Or here's another example. You open a position, the price moves against you and the system gives you a signal to close out the position for a small loss. But you hang on, in the hope that the market will turn and your losing position turns into a winning one. Wrong! The market continues moving against you and what could have been just a small loss is now a substantial one.

The lesson here? If you are using a system, stick to the signals it gives you!

Not Linking Forex Signals to Preferred Trading Strategy and Risk Outlook

There is no such thing as a universal forex signal. What might be a buy signal for one trader could very well be a sell signal for another, if the first trader has a short-term trading outlook and the second is following long-term trends for example.

Whatever your risk profile and trading outlook, make sure you follow appropriate signals for that style of trading.

Not Differentiating Between Entry Signals and Exit Signals

A signal to buy a particular currency against another could be to either open a position (an entry signal) or to close it (an exit signal). If you are not differentiating between the two, you are opening yourself up to problems.

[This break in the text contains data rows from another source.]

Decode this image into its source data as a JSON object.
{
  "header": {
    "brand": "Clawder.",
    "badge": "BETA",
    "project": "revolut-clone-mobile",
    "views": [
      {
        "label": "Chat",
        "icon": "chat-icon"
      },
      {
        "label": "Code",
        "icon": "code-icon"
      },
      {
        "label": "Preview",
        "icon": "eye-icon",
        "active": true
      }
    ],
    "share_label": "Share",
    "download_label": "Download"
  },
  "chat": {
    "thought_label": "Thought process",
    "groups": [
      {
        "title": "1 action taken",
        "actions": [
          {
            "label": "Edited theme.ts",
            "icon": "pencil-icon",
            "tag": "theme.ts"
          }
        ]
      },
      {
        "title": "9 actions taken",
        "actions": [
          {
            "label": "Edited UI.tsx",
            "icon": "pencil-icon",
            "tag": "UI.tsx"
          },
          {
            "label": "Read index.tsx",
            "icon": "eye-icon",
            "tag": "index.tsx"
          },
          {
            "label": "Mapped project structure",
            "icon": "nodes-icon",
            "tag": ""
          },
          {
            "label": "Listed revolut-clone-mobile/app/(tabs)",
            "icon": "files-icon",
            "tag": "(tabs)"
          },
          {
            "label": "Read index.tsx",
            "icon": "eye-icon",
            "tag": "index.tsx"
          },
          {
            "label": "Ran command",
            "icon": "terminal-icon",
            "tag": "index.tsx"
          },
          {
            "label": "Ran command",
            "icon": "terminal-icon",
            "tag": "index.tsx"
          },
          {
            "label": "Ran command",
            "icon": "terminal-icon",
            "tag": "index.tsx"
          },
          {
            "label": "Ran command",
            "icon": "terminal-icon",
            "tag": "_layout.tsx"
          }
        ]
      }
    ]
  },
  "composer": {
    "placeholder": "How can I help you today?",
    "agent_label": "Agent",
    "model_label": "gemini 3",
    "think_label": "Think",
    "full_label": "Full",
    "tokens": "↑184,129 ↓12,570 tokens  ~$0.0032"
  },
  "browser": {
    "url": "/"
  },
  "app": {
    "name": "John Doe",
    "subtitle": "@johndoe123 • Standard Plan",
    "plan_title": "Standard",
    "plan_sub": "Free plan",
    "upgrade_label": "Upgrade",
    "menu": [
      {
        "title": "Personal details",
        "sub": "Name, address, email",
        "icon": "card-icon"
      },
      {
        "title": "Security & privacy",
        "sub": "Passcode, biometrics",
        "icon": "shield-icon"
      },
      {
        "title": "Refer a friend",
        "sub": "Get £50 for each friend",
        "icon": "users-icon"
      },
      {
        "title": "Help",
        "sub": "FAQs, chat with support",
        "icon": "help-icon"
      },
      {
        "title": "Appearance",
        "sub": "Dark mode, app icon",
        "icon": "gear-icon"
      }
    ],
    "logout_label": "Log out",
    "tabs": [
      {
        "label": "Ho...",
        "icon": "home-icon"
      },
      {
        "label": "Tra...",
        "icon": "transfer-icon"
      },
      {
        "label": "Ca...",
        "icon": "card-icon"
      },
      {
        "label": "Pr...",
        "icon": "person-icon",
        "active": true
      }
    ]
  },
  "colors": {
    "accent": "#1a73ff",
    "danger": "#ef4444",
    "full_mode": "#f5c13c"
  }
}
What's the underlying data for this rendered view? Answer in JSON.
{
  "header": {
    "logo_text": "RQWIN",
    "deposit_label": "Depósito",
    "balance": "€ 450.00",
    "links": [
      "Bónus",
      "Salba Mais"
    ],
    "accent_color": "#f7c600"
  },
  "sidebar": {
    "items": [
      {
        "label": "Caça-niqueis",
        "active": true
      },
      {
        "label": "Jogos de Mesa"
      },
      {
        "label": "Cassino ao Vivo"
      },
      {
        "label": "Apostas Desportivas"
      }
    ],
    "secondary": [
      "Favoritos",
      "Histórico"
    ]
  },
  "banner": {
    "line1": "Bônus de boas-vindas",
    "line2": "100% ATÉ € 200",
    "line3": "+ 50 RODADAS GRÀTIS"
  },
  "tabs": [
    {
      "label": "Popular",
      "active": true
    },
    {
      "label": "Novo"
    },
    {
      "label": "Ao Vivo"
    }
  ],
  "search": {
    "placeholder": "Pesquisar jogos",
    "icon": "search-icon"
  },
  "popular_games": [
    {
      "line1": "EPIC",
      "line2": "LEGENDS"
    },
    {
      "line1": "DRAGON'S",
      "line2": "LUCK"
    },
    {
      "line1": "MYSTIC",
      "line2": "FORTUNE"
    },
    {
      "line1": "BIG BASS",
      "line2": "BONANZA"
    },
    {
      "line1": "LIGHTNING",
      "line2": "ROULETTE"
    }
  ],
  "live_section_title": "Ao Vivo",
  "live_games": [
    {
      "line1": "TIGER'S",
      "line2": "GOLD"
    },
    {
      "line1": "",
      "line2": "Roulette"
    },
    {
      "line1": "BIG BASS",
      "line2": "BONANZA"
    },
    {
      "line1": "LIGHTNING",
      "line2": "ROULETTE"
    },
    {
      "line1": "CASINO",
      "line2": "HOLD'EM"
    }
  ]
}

Say for example the signal is to sell Japanese Yen to close a position because the system calculates that an upward trend has ended. If you had a long position open and you now close it, you can realise your profits. If you sell to open a short position however, you are making a mistake because the system has not actually predicted a downward trend, it has only predicted the end of the upward trend. See the difference?

Over Trading

Finally, don't make the mistake of over-trading. If you trade on every little movement in the market, the chances are that your trading costs will outweigh any profits that you do actually make. So fine-tune your trading software to generate your forex signals in such a way that you trade as regularly as you need to but not too much.

If you avoid these five mistakes, you should be on the way to profitable forex trading. Good luck!